26 Apr What to Do with Lice After It Is Removed
Lice removal treatments will deal with most lice. After performing the treatment what happens
next? This is something few tend to talk about. After removal, you need to be aware of a few key
things that will prevent the lice from immediately returning.
Proper Louse Disposal
Proper disposal of lice after removal is very important. After treating hair with a lice shampoo or
other form of lice removal method, you will need to use a fine tooth comb to ensure all nits are
removed from the hair. The best way to do this is to have a box of tissues and a bowl of hot
soapy water nearby. In between each swipe, be sure to dip the comb into the hot soapy water and
then wipe clean with a tissue before swiping a new piece of hair. After you have combed through
all the hair and are sure you haven’t missed any, flush any contents left in the bowl down the
toilet. Any tissues used to wipe the nit comb clean should be sealed in a plastic bag and taken
directly out to a trash receptacle.
What Does Your Lice Removal Treatment Target?
Not all lice removal treatment options were created equally. Many lice removal treatments only
target the egg-laying lice. These are the lice you likely noticed immediately. The problem is that
some treatments may not remove the eggs already laid by these lice. This is the number one
reason why lice so often return in the days and weeks after clearing them away. And unless you
address this problem you’re going to experience the same situation time and time again.
Why the Focus On Removing the Eggs?
Nits or eggs that are left behind have the potential of undoing all the hard work you just did to
eliminate your lice infestation. If all eggs are not removed, a new batch of lice can hatch and
cause a new infestation. For the best outcome, it is recommended that you do a daily sweep with
a nit comb for up to two weeks after the first treatment. If you simply do not have the time to do
this daily, be sure to do another comb through two weeks after the first treatment. It is imperative
you do not skip this step. This will ensure that you did not miss any nits that can cause a new
It may be embarrassing and uncomfortable, but the only way to stop the spread of lice
throughout your community is to tell anyone you’ve been in close contact with over the last three
to four weeks. You’re not just doing other people a favor you’re also making sure that lice don’t
come back to haunt you. Just because you’ve had head lice before doesn’t decrease the chances

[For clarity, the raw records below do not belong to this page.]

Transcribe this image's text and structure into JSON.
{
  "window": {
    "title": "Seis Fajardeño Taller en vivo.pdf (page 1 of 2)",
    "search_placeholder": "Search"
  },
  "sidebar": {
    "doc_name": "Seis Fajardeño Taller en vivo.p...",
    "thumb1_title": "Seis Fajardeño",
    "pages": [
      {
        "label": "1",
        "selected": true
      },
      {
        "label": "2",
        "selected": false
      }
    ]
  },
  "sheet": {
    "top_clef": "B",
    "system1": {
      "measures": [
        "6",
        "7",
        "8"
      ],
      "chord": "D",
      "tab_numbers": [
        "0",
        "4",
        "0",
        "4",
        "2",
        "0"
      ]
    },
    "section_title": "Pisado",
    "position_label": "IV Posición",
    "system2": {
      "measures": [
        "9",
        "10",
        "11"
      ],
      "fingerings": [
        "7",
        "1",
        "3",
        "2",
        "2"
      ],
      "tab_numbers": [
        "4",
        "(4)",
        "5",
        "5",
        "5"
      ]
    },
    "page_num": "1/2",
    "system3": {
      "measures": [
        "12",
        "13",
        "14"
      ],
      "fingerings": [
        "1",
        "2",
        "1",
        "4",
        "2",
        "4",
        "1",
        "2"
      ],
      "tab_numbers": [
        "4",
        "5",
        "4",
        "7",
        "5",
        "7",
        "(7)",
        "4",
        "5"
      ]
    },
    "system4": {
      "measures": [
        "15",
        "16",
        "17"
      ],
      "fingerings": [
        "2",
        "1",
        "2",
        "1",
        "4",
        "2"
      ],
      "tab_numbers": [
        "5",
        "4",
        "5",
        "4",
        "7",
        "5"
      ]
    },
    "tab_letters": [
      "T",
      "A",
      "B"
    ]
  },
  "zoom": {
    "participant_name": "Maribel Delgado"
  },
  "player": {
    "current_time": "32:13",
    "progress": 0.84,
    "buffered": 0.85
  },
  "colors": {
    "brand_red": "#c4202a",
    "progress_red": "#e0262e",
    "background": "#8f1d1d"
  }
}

of you getting them again. Head lice are not like chicken pox, so warning others that they should
do a head check will reduce the chances of the lice returning. It’s not uncommon for adults and
children to go weeks without lice only to see them coming back again.